To keep the cost of insurance affordable, ask about:
Low-mileage or usage-based discounts: These discounts can reduce your costs if you don’t drive long distances or do not drive often. Some require a small device installed in your vehicle to transmit information about your driving habits and total mileage to the insurance company.
Senior discounts: Many companies offer discounts for people who are 55 or older.
Bundling discounts: You can get lower rates if you bundle more than one coverage together, such as auto and homeowners insurance.
Safe driver discounts: Many companies offer safe driver discounts to people with no recent accidents that were your fault, and no recent moving violations (such as speeding tickets).
If you do not plan to drive the modified vehicle, you can also remove yourself from the policy as a driver, possibly lowering the cost of insurance.
How to pay for vehicle modifications
One of the biggest challenges for people who would like to get a modified vehicle is finding a way to pay for it. This can be especially difficult if you’re already budgeting for other medical expenses or necessary home modifications, in addition to car modifications.
There are several things you can look into for help covering some or all of the cost of your vehicle modifications:
Auto insurance policies may pay for some or all of your adaptive equipment if you need it after being involved in a motor vehicle crash.
Workers’compensation insurance policies usually cover adaptive equipment that is necessary after a work-related injury.
Medicare will pay for adaptive equipment in some situations. Contact the Centers for Medicare & Medicaid Services (CMS) at 1-800-MEDICARE to find out if you are eligible.
Vehicle manufacturer rebates are available from some manufacturers if you purchase a newer vehicle (usually less than one year old). If you work with a dealer who is part of the National Mobility Equipment Dealers Association (NMEDA), they can usually help you find out what’s available and apply.
Special financing programs with extended loan terms, lease packages and other options can make adaptive vehicle payments more affordable. An NMEDA dealer can help you discover what options are available.
Sales tax waivers are available in many states for adaptive devices.
Tax deductions are available for some adaptive equipment. A tax consultant can help you identify which modifications qualify for these deductions.
Nonprofit organizations in some local areas offer grants and other assistance for adaptive equipment and vehicle modifications.
Many states and local governments offer grants or other programs to help people with disabilities pay for vehicle modifications through vocational rehabilitation services, disability services or aging services. Available resources and programs vary by state and local area. Find information about which public and private organizations provide resources in your state below.
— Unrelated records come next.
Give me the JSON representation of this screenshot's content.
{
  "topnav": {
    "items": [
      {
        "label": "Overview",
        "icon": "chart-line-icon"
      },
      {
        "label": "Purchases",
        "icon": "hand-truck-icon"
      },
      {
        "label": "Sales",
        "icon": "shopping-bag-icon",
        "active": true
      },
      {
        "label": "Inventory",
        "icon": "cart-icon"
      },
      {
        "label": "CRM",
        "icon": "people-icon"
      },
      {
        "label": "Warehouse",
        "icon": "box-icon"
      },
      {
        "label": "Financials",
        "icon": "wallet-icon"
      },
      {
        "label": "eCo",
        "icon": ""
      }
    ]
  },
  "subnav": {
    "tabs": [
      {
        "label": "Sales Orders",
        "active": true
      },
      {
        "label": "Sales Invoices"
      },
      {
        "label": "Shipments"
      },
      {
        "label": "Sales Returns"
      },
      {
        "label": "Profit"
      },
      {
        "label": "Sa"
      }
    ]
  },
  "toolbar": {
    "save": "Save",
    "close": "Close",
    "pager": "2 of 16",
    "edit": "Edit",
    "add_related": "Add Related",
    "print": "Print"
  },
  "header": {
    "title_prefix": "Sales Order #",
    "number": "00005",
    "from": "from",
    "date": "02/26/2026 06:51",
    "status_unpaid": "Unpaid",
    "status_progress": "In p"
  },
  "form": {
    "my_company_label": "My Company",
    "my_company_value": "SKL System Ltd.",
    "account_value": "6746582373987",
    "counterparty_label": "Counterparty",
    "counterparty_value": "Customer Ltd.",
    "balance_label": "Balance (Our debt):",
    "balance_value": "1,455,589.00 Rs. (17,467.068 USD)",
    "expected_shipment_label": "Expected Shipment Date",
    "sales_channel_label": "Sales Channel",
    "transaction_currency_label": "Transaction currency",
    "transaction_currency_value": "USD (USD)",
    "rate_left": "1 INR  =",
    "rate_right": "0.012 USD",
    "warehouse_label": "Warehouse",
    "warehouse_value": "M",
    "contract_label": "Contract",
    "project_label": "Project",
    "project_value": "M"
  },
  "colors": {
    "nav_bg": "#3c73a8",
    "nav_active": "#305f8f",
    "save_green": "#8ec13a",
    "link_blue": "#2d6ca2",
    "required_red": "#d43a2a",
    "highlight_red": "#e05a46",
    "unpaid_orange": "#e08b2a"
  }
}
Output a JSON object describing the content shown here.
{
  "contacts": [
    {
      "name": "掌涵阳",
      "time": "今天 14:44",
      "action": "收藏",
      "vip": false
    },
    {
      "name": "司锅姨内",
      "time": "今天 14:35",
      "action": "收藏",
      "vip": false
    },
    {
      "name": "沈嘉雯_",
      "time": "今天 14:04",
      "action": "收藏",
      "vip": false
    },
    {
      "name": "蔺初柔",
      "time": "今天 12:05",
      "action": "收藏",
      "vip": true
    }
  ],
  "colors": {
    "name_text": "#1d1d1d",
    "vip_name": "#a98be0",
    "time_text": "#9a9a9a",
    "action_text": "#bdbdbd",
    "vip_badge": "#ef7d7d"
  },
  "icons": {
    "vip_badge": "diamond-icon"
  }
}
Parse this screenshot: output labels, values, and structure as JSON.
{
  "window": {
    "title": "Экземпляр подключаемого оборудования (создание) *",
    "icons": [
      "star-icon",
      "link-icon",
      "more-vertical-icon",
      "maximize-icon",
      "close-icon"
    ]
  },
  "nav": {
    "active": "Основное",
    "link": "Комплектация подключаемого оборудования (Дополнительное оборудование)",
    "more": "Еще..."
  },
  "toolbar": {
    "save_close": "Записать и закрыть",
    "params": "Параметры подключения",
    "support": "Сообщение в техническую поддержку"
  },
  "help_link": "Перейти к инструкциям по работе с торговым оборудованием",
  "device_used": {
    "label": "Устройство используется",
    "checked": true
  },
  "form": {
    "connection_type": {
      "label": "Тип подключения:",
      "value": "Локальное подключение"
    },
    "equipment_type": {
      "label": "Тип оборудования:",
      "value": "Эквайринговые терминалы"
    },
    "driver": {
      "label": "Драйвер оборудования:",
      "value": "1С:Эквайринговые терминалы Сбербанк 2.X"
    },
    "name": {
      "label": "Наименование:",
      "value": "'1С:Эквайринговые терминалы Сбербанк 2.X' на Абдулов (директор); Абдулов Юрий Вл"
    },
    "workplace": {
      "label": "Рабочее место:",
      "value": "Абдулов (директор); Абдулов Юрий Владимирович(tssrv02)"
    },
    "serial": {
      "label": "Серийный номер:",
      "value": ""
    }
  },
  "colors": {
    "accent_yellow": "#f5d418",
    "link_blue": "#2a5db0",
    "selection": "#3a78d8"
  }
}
Vehicle modifications are a great option for people who want or need the independence that driving can provide. Before you buy a modified vehicle, it’s a good idea to talk to a certified adaptive driving specialist or a dealer that is part of the NMEDA to determine exactly what vehicle and what modifications will best meet your needs.
It’s also imperative to find out in advance what the costs will be, including:
Costs to purchase a vehicle with modifications or to modify an existing vehicle
Automobile insurance costs
Additional costs to accommodate an adaptive vehicle, such as home modifications to be able to park the car in your garage or driveway
These costs can add up, but fortunately there are federal, state and local government programs, as well as charitable organizations and other resources, that can help alleviate some of these costs.
“There were two things I wanted to be able to do after my stroke. One was to drive, the other was to go bowling,” said Banks. “Well, I’m not going to be able to go bowling, but I can drive. The biggest benefit of car modifications is that a person who has a disability gets their freedom back. I can pick up my grandkids at school and take them home. I can go to the grocery store, the pharmacy and the gym on my own. It really helped my attitude after the stroke.”